In How to Have a Good Day, Caroline Webb suggests taking some time to consciously set our filters each day by defining our AIM, ATTITUDE and ATTENTION.
Think about what’s most important to you on any given day. What do you want to achieve more than anything else? What matters most to you right now?
Notice and acknowledge the concerns that are dominating your thoughts and mood. Are they standing between you and your aim?
Where do you want to consciously focus your attention to override your default attitude and achieve your aim?
To do today: Set your aim, attitude and attention for the day, and proceed accordingly.
Practise Mindful Moments
While mindfulness may seem like an intangible concept, it’s really just the act of being aware of your body, breath, thoughts and surroundings in the present moment.
Developing greater awareness can open us to seeing how the mind becomes entangled in its own attachments and aversions. Mindfulness can help us see, with greater clarity, how we can approach our moment-to-moment experience more skillfully, taking more pleasure in the good things that often go unnoticed, and dealing more effectively with the difficulties we encounter (both real and imagined). The more you practise, the easier it becomes.
A SIMPLE MINDFULNESS EXERCISE
PAUSE for a moment.
FOCUS on something with all your attention.
RETURN your attention to your point of focus without judging yourself when it drifts away.
To-do today: Pause, focus and return your attention to at least one mindful moment.
As highlighted by popular breathwork teacher Dan Brulé, breathing is the only system in the body that is both automatic and also under our control. It is “an invitation, an opportunity to take part in our own nature and evolution.”
There are details in the way you breathe that you have probably never observed and explored, and these can act as doorways that lead you to new and profound abilities. “Mastering the breath is a major skill if you want to become a high performing individual and enhance every aspect of your life,” shares Brulé.
Take some time out today to practise this conscious breathing exercise:
- -Sit comfortably, close your eyes and gently place your hands on your belly.
- -Breathe in for a count of five seconds, and out for a count of five seconds. Spend some time settling into this rhythm, making it as smooth and steady as possible.
Inhale, 2, 3, 4, 5
Exhale, 2, 3, 4, 5
Inhale, 2, 3, 4, 5
Exhale, 2, 3, 4, 5
- -Repeat for five minutes, and observe how your body and mind feel when you gently open your eyes.
To do today: Take a few moments to consciously focus on your breath.
Eat for Success
The nutritional field is varied and vast, and there is no one-size-fits-all approach. There are, however, a few foundational principles that can serve us all well…
- -Foods grown or raised without pesticides, hormones or antibiotics wherever possible.
- -Non-organic dairy and meat.
- -Organic produce whenever possible, avoiding the non-organic produce with the highest pesticide content.
- -Five to ten servings of fruit and veg daily, with an emphasis on green, red and orange vegetables. Go crazy with the leafy greens!
- -Protein with every meal.
- Fast food restaurants, deep-fried foods, sweets and soft drinks.

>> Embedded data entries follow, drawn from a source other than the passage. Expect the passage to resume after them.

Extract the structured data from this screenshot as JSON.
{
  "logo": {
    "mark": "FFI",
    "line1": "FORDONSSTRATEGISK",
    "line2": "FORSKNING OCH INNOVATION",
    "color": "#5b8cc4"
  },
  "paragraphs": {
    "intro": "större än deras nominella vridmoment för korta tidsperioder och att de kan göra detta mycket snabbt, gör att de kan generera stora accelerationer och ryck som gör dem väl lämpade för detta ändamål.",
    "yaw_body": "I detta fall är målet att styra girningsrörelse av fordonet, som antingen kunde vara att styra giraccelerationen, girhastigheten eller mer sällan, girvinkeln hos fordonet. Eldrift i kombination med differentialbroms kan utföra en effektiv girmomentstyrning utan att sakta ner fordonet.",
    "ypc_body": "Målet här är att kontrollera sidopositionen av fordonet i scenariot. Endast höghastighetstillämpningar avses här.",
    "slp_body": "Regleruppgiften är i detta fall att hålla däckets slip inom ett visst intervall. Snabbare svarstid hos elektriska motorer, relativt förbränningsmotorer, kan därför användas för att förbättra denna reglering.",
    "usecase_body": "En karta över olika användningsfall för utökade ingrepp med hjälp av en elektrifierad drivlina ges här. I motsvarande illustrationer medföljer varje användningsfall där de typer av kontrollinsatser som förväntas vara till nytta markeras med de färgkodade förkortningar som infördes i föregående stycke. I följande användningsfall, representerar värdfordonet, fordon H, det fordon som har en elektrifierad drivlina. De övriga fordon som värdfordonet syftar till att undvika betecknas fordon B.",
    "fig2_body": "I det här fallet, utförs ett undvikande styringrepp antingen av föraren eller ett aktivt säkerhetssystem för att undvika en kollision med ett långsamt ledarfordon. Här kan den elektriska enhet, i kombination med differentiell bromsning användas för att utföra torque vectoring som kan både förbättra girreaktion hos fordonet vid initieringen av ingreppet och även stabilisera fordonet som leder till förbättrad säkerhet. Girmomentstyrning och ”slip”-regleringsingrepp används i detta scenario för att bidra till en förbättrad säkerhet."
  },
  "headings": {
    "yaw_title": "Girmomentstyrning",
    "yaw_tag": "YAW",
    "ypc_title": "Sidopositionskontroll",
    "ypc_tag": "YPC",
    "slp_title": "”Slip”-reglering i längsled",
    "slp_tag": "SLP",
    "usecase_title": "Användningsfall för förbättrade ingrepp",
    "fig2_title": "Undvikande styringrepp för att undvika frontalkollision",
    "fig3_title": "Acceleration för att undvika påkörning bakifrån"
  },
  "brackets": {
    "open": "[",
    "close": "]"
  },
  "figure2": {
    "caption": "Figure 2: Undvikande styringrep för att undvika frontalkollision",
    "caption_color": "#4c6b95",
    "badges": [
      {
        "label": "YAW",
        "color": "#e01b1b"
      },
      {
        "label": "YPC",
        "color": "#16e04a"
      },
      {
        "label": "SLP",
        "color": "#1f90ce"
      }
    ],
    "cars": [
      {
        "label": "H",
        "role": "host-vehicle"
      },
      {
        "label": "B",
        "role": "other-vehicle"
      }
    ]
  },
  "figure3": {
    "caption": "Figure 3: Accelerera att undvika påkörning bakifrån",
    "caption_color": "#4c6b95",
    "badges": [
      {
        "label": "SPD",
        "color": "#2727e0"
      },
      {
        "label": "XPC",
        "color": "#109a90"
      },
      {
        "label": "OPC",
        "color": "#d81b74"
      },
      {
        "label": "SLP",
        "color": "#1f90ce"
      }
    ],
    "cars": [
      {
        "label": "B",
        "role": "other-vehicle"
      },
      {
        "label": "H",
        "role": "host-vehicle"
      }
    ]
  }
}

- -Hydrogenated or partially hydrogenated oils (often found in margarine, crackers, crisps, packaged baked goods and bagged and boxed snacks).
- -High-fructose corn syrup (present in most soft drinks and packaged desserts).
- -Sweeteners such as saccharin, aspartame and sucralose.
- -Cane sugar.
- -White flour.
- -Processed foods, including commercially prepared and packaged foods with artificial flavours, colouring, preservatives, and salt and sugar.
To do today: Practise foundational nutritional principles to improve your mental and physical functioning and wellbeing.
Watch this space for next week’s life-changing daily prompts!